Provided data:
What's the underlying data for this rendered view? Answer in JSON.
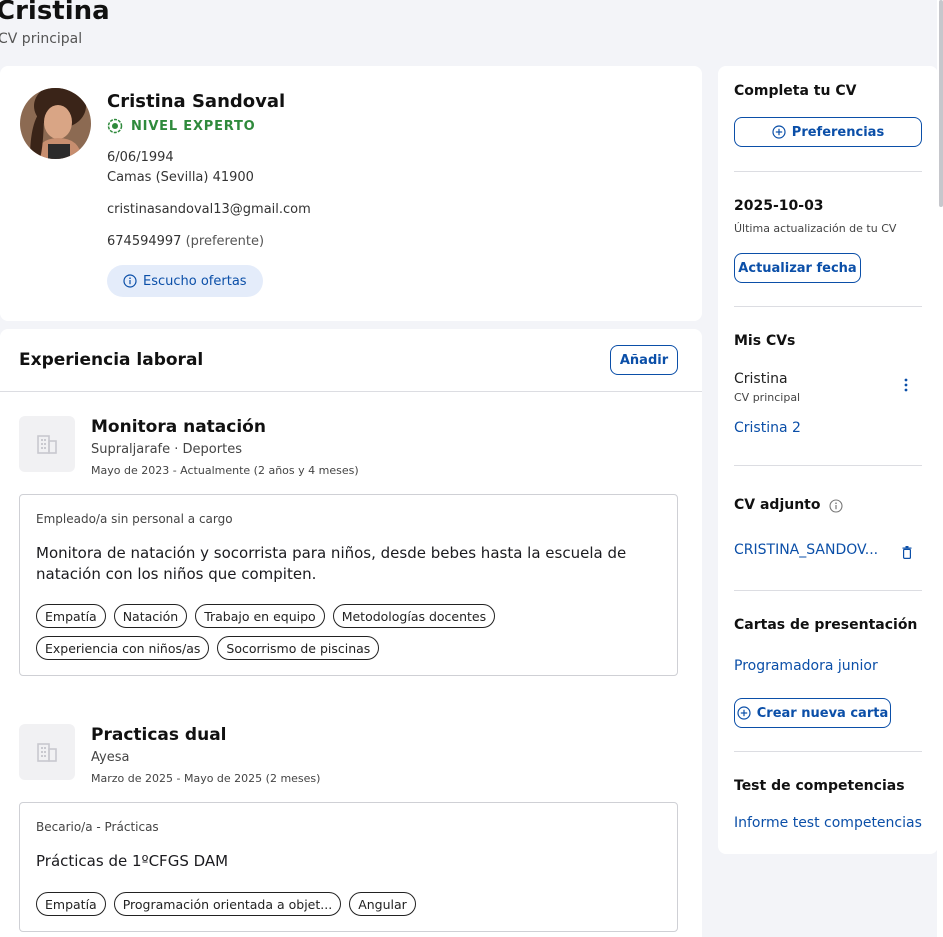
{
  "header": {
    "title": "Cristina",
    "subtitle": "CV principal"
  },
  "profile": {
    "name": "Cristina Sandoval",
    "level": "NIVEL EXPERTO",
    "birthdate": "6/06/1994",
    "location": "Camas (Sevilla) 41900",
    "email": "cristinasandoval13@gmail.com",
    "phone": "674594997",
    "phone_note": "(preferente)",
    "offers_chip": "Escucho ofertas"
  },
  "experience": {
    "title": "Experiencia laboral",
    "add_label": "Añadir",
    "jobs": [
      {
        "title": "Monitora natación",
        "company": "Supraljarafe",
        "sector": "Deportes",
        "dates": "Mayo de 2023 - Actualmente (2 años y 4 meses)",
        "type": "Empleado/a sin personal a cargo",
        "description": "Monitora de natación y socorrista para niños, desde bebes hasta la escuela de natación con los niños que compiten.",
        "tags": [
          "Empatía",
          "Natación",
          "Trabajo en equipo",
          "Metodologías docentes",
          "Experiencia con niños/as",
          "Socorrismo de piscinas"
        ]
      },
      {
        "title": "Practicas dual",
        "company": "Ayesa",
        "sector": "",
        "dates": "Marzo de 2025 - Mayo de 2025 (2 meses)",
        "type": "Becario/a - Prácticas",
        "description": "Prácticas de 1ºCFGS DAM",
        "tags": [
          "Empatía",
          "Programación orientada a objet...",
          "Angular"
        ]
      }
    ]
  },
  "sidebar": {
    "complete_title": "Completa tu CV",
    "preferences_label": "Preferencias",
    "update_date": "2025-10-03",
    "update_caption": "Última actualización de tu CV",
    "update_button": "Actualizar fecha",
    "mycvs_title": "Mis CVs",
    "cv1_name": "Cristina",
    "cv1_caption": "CV principal",
    "cv2_name": "Cristina 2",
    "attached_title": "CV adjunto",
    "attached_file": "CRISTINA_SANDOV...",
    "letters_title": "Cartas de presentación",
    "letter1": "Programadora junior",
    "new_letter_label": "Crear nueva carta",
    "test_title": "Test de competencias",
    "test_link": "Informe test competencias"
  },
  "icons": {
    "level": "badge-check-icon",
    "info": "info-icon",
    "plus": "plus-circle-icon",
    "menu": "vertical-dots-icon",
    "delete": "trash-icon",
    "company": "building-icon"
  },
  "colors": {
    "accent": "#0b4fa8",
    "level": "#2f8a3c",
    "background": "#f3f4f8"
  }
}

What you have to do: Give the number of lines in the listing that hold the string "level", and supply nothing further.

Your response: 3